[Opening SUPPLIED MATERIAL section]

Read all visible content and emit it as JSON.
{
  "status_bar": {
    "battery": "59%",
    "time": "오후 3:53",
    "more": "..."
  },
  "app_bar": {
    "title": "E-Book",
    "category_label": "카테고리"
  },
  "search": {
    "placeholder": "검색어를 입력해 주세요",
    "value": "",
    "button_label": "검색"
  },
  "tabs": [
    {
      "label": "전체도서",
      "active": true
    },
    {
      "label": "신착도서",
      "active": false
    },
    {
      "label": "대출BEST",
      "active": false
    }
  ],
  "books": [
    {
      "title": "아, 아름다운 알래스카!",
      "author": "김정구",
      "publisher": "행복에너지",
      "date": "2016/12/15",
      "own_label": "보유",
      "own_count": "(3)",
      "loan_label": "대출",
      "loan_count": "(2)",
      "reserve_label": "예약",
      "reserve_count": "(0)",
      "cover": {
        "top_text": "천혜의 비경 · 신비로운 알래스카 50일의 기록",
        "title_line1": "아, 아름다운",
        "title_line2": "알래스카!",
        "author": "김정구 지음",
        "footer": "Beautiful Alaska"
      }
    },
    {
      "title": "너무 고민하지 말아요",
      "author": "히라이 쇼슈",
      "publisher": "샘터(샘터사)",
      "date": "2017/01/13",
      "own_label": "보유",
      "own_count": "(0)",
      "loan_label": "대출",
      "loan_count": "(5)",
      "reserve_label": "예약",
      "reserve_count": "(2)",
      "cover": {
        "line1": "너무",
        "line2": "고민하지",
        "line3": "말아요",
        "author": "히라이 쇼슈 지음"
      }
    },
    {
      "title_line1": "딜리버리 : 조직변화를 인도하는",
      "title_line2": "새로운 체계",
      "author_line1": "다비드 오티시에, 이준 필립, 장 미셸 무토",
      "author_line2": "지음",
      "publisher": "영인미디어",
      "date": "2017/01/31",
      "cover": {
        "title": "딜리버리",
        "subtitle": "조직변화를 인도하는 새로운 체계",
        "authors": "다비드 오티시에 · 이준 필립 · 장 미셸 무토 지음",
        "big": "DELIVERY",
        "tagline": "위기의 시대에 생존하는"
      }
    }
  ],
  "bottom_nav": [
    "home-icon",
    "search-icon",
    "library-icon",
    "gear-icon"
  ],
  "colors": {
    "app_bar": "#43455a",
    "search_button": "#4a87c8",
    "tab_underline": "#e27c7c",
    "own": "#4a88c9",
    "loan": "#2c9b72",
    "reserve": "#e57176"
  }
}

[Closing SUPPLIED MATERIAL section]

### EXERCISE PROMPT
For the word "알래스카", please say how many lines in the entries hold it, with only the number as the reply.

### ANSWER FOR THE TASK
3